AIM OF THE EXERCISE ▸
Repeat the records exactly as given. Do not include the pictures.
++++ PROVIDED DATA
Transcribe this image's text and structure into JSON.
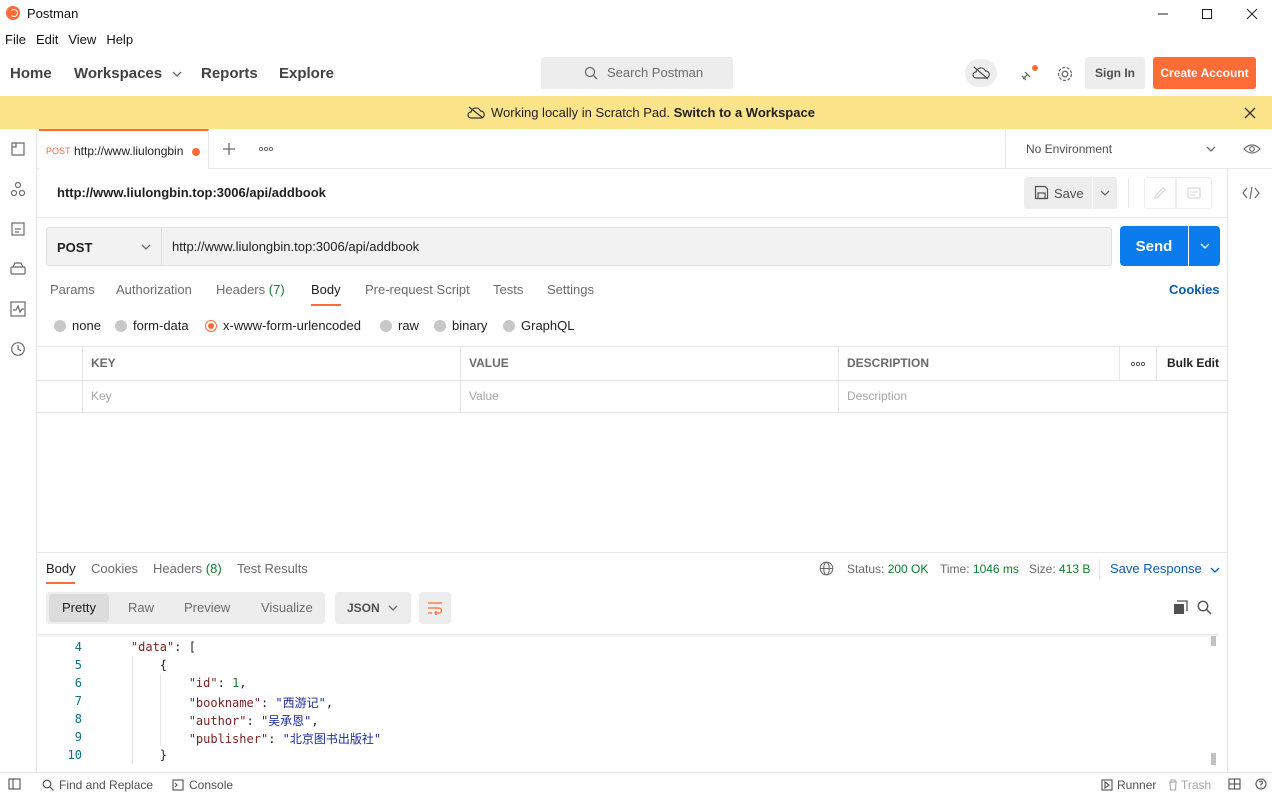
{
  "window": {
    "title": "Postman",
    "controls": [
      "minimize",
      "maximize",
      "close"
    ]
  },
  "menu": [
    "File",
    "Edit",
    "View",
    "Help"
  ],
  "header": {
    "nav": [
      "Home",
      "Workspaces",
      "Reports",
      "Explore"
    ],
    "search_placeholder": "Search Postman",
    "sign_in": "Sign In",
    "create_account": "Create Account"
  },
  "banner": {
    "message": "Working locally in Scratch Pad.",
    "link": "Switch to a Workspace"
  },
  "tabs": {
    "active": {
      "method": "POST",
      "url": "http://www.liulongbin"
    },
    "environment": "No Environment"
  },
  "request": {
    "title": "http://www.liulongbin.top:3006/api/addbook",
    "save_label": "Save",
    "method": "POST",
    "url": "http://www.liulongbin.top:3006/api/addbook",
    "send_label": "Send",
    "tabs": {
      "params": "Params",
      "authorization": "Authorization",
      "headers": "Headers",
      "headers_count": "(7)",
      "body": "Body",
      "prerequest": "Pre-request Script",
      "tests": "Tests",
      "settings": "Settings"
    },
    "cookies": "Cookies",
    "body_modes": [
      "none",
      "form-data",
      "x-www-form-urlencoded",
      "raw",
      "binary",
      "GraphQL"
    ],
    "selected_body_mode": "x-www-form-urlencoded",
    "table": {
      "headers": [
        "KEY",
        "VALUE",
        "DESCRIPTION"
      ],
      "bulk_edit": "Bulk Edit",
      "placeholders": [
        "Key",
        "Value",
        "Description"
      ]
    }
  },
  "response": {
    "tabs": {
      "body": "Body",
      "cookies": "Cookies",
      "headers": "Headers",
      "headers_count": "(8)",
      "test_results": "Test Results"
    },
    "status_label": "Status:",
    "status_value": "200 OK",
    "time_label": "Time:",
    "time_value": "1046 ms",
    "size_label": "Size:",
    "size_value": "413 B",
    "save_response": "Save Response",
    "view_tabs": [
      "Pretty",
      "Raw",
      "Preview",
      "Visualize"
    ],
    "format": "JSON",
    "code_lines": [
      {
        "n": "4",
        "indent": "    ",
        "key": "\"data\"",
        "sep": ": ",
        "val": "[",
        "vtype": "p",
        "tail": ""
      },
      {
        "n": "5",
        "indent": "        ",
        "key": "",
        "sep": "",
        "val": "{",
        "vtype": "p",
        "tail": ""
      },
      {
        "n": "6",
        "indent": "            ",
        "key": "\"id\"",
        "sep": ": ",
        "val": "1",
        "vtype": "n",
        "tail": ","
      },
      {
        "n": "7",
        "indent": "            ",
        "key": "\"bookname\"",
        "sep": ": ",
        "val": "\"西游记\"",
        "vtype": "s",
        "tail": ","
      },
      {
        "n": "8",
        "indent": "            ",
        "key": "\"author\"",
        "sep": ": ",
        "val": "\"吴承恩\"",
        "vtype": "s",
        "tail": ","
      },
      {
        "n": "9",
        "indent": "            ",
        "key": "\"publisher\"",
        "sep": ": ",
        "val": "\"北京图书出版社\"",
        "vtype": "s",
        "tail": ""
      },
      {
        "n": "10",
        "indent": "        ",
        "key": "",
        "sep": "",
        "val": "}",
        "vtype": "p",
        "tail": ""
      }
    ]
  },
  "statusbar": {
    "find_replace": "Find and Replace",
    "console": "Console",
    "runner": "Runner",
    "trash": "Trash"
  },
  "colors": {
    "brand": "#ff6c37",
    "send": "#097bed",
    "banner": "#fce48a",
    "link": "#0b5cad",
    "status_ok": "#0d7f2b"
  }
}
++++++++
EXERCISE ANSWER ▸
Transcribe this image's text and structure into JSON.
{
  "window": {
    "title": "Postman",
    "controls": [
      "minimize",
      "maximize",
      "close"
    ]
  },
  "menu": [
    "File",
    "Edit",
    "View",
    "Help"
  ],
  "header": {
    "nav": [
      "Home",
      "Workspaces",
      "Reports",
      "Explore"
    ],
    "search_placeholder": "Search Postman",
    "sign_in": "Sign In",
    "create_account": "Create Account"
  },
  "banner": {
    "message": "Working locally in Scratch Pad.",
    "link": "Switch to a Workspace"
  },
  "tabs": {
    "active": {
      "method": "POST",
      "url": "http://www.liulongbin"
    },
    "environment": "No Environment"
  },
  "request": {
    "title": "http://www.liulongbin.top:3006/api/addbook",
    "save_label": "Save",
    "method": "POST",
    "url": "http://www.liulongbin.top:3006/api/addbook",
    "send_label": "Send",
    "tabs": {
      "params": "Params",
      "authorization": "Authorization",
      "headers": "Headers",
      "headers_count": "(7)",
      "body": "Body",
      "prerequest": "Pre-request Script",
      "tests": "Tests",
      "settings": "Settings"
    },
    "cookies": "Cookies",
    "body_modes": [
      "none",
      "form-data",
      "x-www-form-urlencoded",
      "raw",
      "binary",
      "GraphQL"
    ],
    "selected_body_mode": "x-www-form-urlencoded",
    "table": {
      "headers": [
        "KEY",
        "VALUE",
        "DESCRIPTION"
      ],
      "bulk_edit": "Bulk Edit",
      "placeholders": [
        "Key",
        "Value",
        "Description"
      ]
    }
  },
  "response": {
    "tabs": {
      "body": "Body",
      "cookies": "Cookies",
      "headers": "Headers",
      "headers_count": "(8)",
      "test_results": "Test Results"
    },
    "status_label": "Status:",
    "status_value": "200 OK",
    "time_label": "Time:",
    "time_value": "1046 ms",
    "size_label": "Size:",
    "size_value": "413 B",
    "save_response": "Save Response",
    "view_tabs": [
      "Pretty",
      "Raw",
      "Preview",
      "Visualize"
    ],
    "format": "JSON",
    "code_lines": [
      {
        "n": "4",
        "indent": "    ",
        "key": "\"data\"",
        "sep": ": ",
        "val": "[",
        "vtype": "p",
        "tail": ""
      },
      {
        "n": "5",
        "indent": "        ",
        "key": "",
        "sep": "",
        "val": "{",
        "vtype": "p",
        "tail": ""
      },
      {
        "n": "6",
        "indent": "            ",
        "key": "\"id\"",
        "sep": ": ",
        "val": "1",
        "vtype": "n",
        "tail": ","
      },
      {
        "n": "7",
        "indent": "            ",
        "key": "\"bookname\"",
        "sep": ": ",
        "val": "\"西游记\"",
        "vtype": "s",
        "tail": ","
      },
      {
        "n": "8",
        "indent": "            ",
        "key": "\"author\"",
        "sep": ": ",
        "val": "\"吴承恩\"",
        "vtype": "s",
        "tail": ","
      },
      {
        "n": "9",
        "indent": "            ",
        "key": "\"publisher\"",
        "sep": ": ",
        "val": "\"北京图书出版社\"",
        "vtype": "s",
        "tail": ""
      },
      {
        "n": "10",
        "indent": "        ",
        "key": "",
        "sep": "",
        "val": "}",
        "vtype": "p",
        "tail": ""
      }
    ]
  },
  "statusbar": {
    "find_replace": "Find and Replace",
    "console": "Console",
    "runner": "Runner",
    "trash": "Trash"
  },
  "colors": {
    "brand": "#ff6c37",
    "send": "#097bed",
    "banner": "#fce48a",
    "link": "#0b5cad",
    "status_ok": "#0d7f2b"
  }
}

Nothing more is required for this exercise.